Of the First Presidency
Age does something to a man. It seems to make him more aware of the need for kindness and goodness and forbearance. He wishes and prays that men might live together in peace without war and contention, argument and conflict. He grows increasingly aware of the meaning of the great Atonement of the Redeemer, of the depth of His sacrifice, and of gratitude to the Son of God who gave His life that we might live.
I wish today to speak of forgiveness. I think it may be the greatest virtue on earth, and certainly the most needed. There is so much of meanness and abuse, of intolerance and hatred. There is so great a need for repentance and forgiveness. It is the great principle emphasized in all of scripture, both ancient and modern.
A time back I clipped a column from the Deseret Morning News, written by Jay Evensen. With his permission I quote from a part of it. Wrote he:
“How would you feel toward a teenager who decided to toss a 20-pound frozen turkey from a speeding car headlong into the windshield of the car you were driving? How would you feel after enduring six hours of surgery using metal plates and other hardware to piece your face together, and after learning you still face years of therapy before returning to normal-and that you ought to feel lucky you didn’t die or suffer permanent brain damage?
“And how would you feel after learning that your assailant and his buddies had the turkey in the first place because they had stolen a credit card and gone on a senseless shopping spree just for kicks?.
“This is the kind of hideous crime that propels politicians to offices on promises of getting tough on crime. It’s the kind of thing that prompts legislators to climb all over each other in a struggle to be the first to introduce a bill that would add enhanced penalties for the use of frozen fowl in the commission of a crime.
“The New York Times quoted the district attorney as saying this is the sort of crime for which victims feel no punishment is harsh enough. ‘Death doesn’t even satisfy them,’ he said.
“Which is what makes what really happened so unusual. The victim Victoria Ruvolo, a 44-year-old manager of a collections agency, was more interested in salvaging the life of her 19-year-old assailant, Ryan Cushing, than in exacting any sort of revenge. She pestered prosecutors for information about him, his life, how he was raised, etc. Then she insisted on offering him a plea deal. Cushing could serve six months in the county jail and be on probation for 5 years if he pleaded guilty to second-degree assault.
“Had he been convicted of first-degree assault-the charge most fitting for the crime-he could have served 25 years in prison, finally thrown back into society as a middle-aged man with no skills or prospects.
“But this is only half the story. The rest of it, what happened the day this all played out in court, is the truly remarkable part.
“According to an account in the New York Post, Cushing carefully and tentatively made his way to where Ruvolo sat in the courtroom and tearfully whispered an apology. ‘I’m so sorry for what I did to you.’
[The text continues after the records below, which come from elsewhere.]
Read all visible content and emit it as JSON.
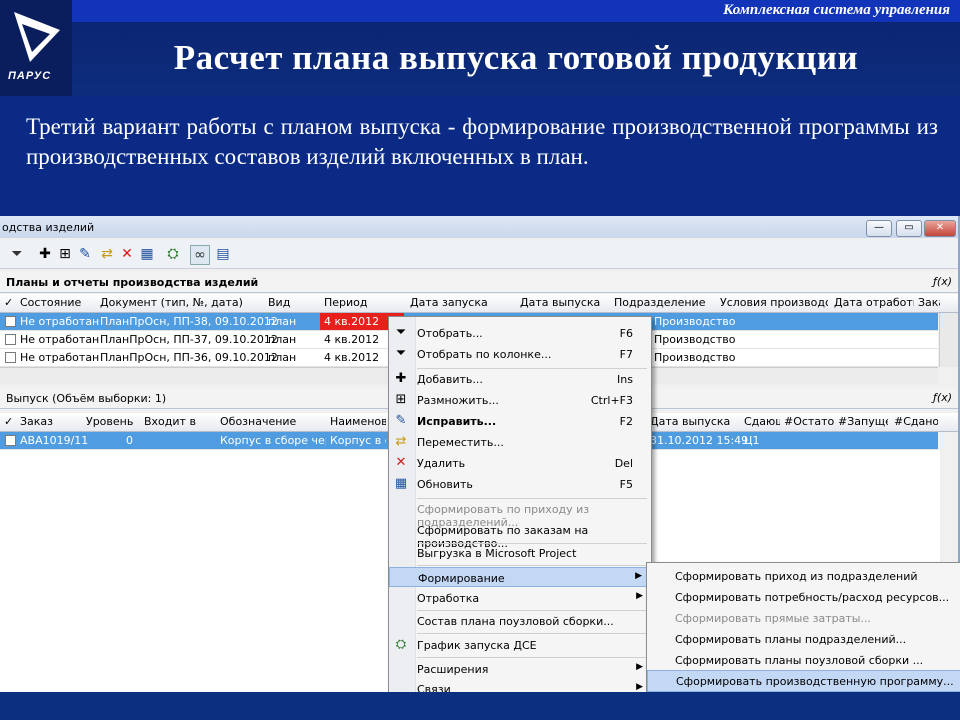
{
  "slide": {
    "header_strip": "Комплексная система управления",
    "logo_text": "ПАРУС",
    "title": "Расчет плана выпуска готовой продукции",
    "lead": "Третий  вариант работы с планом выпуска  - формирование производственной программы из производственных составов изделий включенных в план."
  },
  "window": {
    "title": "одства изделий",
    "controls": {
      "minimize": "—",
      "maximize": "▭",
      "close": "✕"
    }
  },
  "toolbar": {
    "icons": [
      "filter-icon",
      "add-icon",
      "multiply-icon",
      "edit-icon",
      "move-icon",
      "delete-icon",
      "refresh-icon",
      "network-icon",
      "binoculars-icon",
      "report-icon"
    ]
  },
  "plans": {
    "section_title": "Планы и отчеты производства изделий",
    "fx": "ƒ(x)",
    "columns": [
      "Состояние",
      "Документ (тип, №, дата)",
      "Вид",
      "Период",
      "Дата запуска",
      "Дата выпуска",
      "Подразделение",
      "Условия производства",
      "Дата отработки",
      "Зака"
    ],
    "rows": [
      {
        "state": "Не отработан",
        "doc": "ПланПрОсн, ПП-38, 09.10.2012",
        "kind": "план",
        "period": "4 кв.2012",
        "dept": "Производство"
      },
      {
        "state": "Не отработан",
        "doc": "ПланПрОсн, ПП-37, 09.10.2012",
        "kind": "план",
        "period": "4 кв.2012",
        "dept": "Производство"
      },
      {
        "state": "Не отработан",
        "doc": "ПланПрОсн, ПП-36, 09.10.2012",
        "kind": "план",
        "period": "4 кв.2012",
        "dept": "Производство"
      }
    ]
  },
  "output": {
    "section_title": "Выпуск (Объём выборки: 1)",
    "fx": "ƒ(x)",
    "columns": [
      "Заказ",
      "Уровень",
      "Входит в",
      "Обозначение",
      "Наименова",
      "Дата выпуска",
      "Сдающ",
      "#Остаток",
      "#Запущено",
      "#Сдано"
    ],
    "rows": [
      {
        "order": "ABA1019/11",
        "level": "0",
        "enters": "",
        "designation": "Корпус в сборе чертеж",
        "name": "Корпус в сбо",
        "date": "31.10.2012 15:49",
        "issuer": "Ц1"
      }
    ]
  },
  "context_menu": {
    "items": [
      {
        "label": "Отобрать...",
        "shortcut": "F6",
        "icon": "filter-icon"
      },
      {
        "label": "Отобрать по колонке...",
        "shortcut": "F7",
        "icon": "column-filter-icon"
      },
      {
        "label": "Добавить...",
        "shortcut": "Ins",
        "icon": "add-icon"
      },
      {
        "label": "Размножить...",
        "shortcut": "Ctrl+F3",
        "icon": "multiply-icon"
      },
      {
        "label": "Исправить...",
        "shortcut": "F2",
        "icon": "edit-icon"
      },
      {
        "label": "Переместить...",
        "shortcut": "",
        "icon": "move-icon"
      },
      {
        "label": "Удалить",
        "shortcut": "Del",
        "icon": "delete-icon"
      },
      {
        "label": "Обновить",
        "shortcut": "F5",
        "icon": "refresh-icon"
      },
      {
        "label": "Сформировать по приходу из подразделений...",
        "shortcut": "",
        "icon": ""
      },
      {
        "label": "Сформировать по заказам на производство...",
        "shortcut": "",
        "icon": ""
      },
      {
        "label": "Выгрузка в Microsoft Project",
        "shortcut": "",
        "icon": ""
      },
      {
        "label": "Формирование",
        "shortcut": "",
        "icon": ""
      },
      {
        "label": "Отработка",
        "shortcut": "",
        "icon": ""
      },
      {
        "label": "Состав плана поузловой сборки...",
        "shortcut": "",
        "icon": ""
      },
      {
        "label": "График запуска ДСЕ",
        "shortcut": "",
        "icon": "network-icon"
      },
      {
        "label": "Расширения",
        "shortcut": "",
        "icon": ""
      },
      {
        "label": "Связи",
        "shortcut": "",
        "icon": ""
      }
    ]
  },
  "submenu": {
    "items": [
      "Сформировать приход из подразделений",
      "Сформировать потребность/расход ресурсов...",
      "Сформировать прямые затраты...",
      "Сформировать планы подразделений...",
      "Сформировать планы поузловой сборки ...",
      "Сформировать производственную программу..."
    ]
  }
}
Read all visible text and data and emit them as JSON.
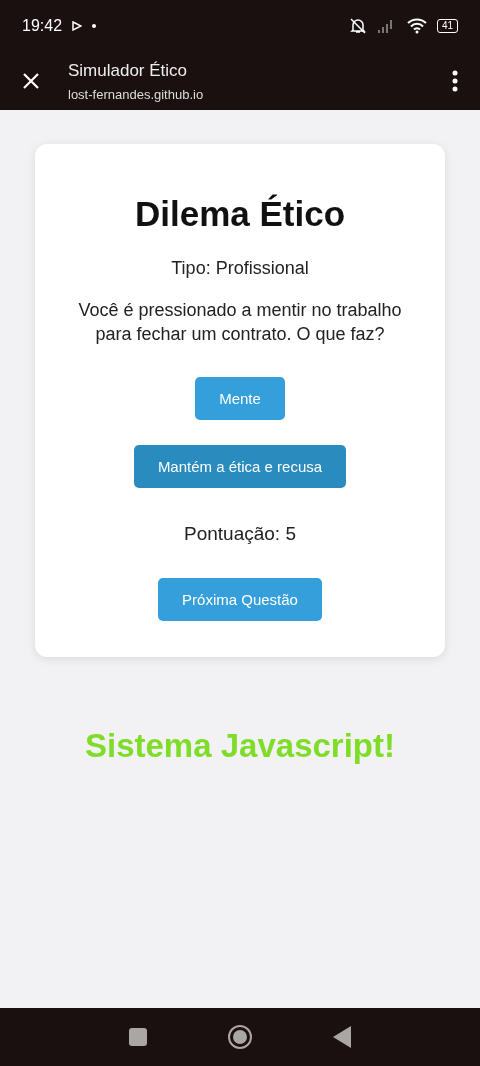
{
  "status_bar": {
    "time": "19:42",
    "battery": "41"
  },
  "browser_bar": {
    "title": "Simulador Ético",
    "url": "lost-fernandes.github.io"
  },
  "card": {
    "title": "Dilema Ético",
    "type": "Tipo: Profissional",
    "question": "Você é pressionado a mentir no trabalho para fechar um contrato. O que faz?",
    "options": [
      {
        "label": "Mente",
        "highlighted": false
      },
      {
        "label": "Mantém a ética e recusa",
        "highlighted": true
      }
    ],
    "score": "Pontuação: 5",
    "next_button": "Próxima Questão"
  },
  "footer_text": "Sistema Javascript!"
}
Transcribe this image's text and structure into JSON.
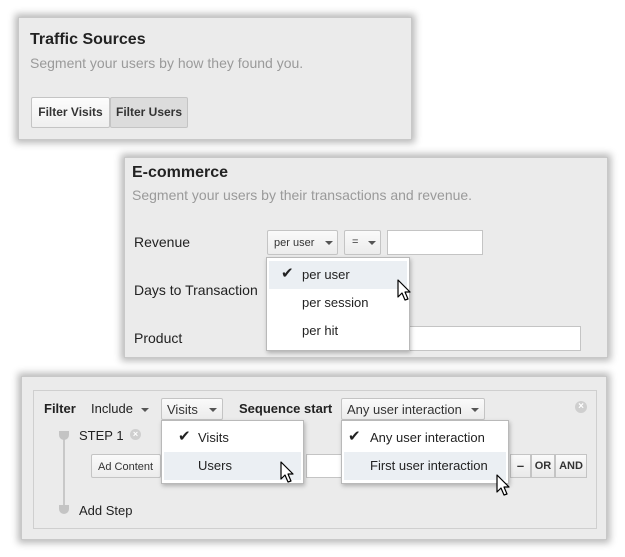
{
  "traffic_sources": {
    "title": "Traffic Sources",
    "subtitle": "Segment your users by how they found you.",
    "filter_visits_label": "Filter Visits",
    "filter_users_label": "Filter Users"
  },
  "ecommerce": {
    "title": "E-commerce",
    "subtitle": "Segment your users by their transactions and revenue.",
    "revenue_label": "Revenue",
    "days_label": "Days to Transaction",
    "product_label": "Product",
    "scope_dropdown_value": "per user",
    "operator_dropdown_value": "=",
    "scope_menu": {
      "items": [
        "per user",
        "per session",
        "per hit"
      ],
      "checked_index": 0,
      "highlighted_index": 0
    }
  },
  "sequence_filter": {
    "filter_label": "Filter",
    "include_value": "Include",
    "visits_value": "Visits",
    "sequence_start_label": "Sequence start",
    "sequence_start_value": "Any user interaction",
    "step_label": "STEP 1",
    "ad_content_value": "Ad Content",
    "minus_label": "–",
    "or_label": "OR",
    "and_label": "AND",
    "add_step_label": "Add Step",
    "visits_menu": {
      "items": [
        "Visits",
        "Users"
      ],
      "checked_index": 0,
      "highlighted_index": 1
    },
    "sequence_menu": {
      "items": [
        "Any user interaction",
        "First user interaction"
      ],
      "checked_index": 0,
      "highlighted_index": 1
    }
  }
}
“Ruvolo then stood, and the victim and her assailant embraced, weeping. She stroked his head and patted his back as he sobbed, and witnesses, including a Times reporter, heard her say, ‘It’s OK. I just want you to make your life the best it can be.’ According to accounts, hardened prosecutors, and even reporters, were choking back tears.”